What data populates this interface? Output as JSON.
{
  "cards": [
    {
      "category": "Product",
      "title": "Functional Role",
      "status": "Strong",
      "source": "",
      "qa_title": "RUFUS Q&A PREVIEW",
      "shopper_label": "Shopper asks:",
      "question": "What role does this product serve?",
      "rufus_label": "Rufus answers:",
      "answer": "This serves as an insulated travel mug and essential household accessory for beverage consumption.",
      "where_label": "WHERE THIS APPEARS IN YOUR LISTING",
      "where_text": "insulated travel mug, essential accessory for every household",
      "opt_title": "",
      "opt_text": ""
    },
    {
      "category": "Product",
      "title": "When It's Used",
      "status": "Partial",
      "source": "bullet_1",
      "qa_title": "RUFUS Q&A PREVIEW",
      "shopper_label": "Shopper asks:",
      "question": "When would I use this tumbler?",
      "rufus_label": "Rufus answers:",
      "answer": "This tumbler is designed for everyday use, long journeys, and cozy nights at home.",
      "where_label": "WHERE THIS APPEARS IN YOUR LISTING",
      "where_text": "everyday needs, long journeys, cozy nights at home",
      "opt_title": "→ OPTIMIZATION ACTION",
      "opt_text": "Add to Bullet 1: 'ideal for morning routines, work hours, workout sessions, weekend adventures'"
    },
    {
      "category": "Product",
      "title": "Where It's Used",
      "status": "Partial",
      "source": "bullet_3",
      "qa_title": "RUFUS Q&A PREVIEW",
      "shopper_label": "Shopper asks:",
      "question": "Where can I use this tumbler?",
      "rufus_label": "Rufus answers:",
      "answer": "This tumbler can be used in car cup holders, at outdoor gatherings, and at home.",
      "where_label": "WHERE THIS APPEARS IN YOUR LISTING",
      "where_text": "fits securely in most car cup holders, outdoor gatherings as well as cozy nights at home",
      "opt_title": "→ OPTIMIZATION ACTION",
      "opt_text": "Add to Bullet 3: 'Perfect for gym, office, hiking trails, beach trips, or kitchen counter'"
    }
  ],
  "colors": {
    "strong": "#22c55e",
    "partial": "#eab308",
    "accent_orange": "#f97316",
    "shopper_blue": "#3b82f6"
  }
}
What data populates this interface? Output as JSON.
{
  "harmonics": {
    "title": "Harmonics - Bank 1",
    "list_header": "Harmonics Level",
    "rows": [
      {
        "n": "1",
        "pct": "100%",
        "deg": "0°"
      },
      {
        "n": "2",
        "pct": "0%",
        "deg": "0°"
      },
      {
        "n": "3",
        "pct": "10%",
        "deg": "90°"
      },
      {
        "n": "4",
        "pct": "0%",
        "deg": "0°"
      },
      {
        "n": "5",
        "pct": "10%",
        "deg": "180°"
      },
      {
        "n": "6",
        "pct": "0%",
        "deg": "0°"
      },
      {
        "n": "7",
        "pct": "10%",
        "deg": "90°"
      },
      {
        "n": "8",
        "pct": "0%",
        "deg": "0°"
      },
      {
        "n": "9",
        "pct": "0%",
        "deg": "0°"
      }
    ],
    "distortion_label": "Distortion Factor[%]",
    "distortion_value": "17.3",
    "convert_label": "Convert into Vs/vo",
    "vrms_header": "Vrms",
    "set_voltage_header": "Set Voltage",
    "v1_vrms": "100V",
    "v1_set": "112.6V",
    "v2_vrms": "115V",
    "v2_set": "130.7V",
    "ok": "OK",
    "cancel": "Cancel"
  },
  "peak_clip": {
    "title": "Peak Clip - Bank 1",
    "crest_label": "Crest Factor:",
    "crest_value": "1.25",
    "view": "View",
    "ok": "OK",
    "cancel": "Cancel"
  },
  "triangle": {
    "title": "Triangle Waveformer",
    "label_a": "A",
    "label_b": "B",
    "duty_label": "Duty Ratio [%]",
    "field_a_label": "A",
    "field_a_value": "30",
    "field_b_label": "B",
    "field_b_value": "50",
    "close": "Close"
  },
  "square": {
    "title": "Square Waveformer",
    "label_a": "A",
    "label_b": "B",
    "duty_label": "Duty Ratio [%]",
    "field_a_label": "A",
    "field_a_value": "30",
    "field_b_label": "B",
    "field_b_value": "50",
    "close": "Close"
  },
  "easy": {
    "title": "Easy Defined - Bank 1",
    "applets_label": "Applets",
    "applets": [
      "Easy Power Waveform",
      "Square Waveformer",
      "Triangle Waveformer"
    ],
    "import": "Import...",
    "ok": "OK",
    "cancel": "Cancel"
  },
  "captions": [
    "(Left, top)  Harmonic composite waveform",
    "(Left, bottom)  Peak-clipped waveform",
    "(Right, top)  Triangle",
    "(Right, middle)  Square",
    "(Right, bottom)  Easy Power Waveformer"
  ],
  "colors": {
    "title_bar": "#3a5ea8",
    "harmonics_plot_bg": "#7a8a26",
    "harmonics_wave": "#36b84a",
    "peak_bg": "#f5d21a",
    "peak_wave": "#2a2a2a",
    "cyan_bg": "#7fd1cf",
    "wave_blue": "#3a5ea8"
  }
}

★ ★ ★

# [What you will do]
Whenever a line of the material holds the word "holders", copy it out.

# [Reply]
      "answer": "This tumbler can be used in car cup holders, at outdoor gatherings, and at home.",
      "where_text": "fits securely in most car cup holders, outdoor gatherings as well as cozy nights at home",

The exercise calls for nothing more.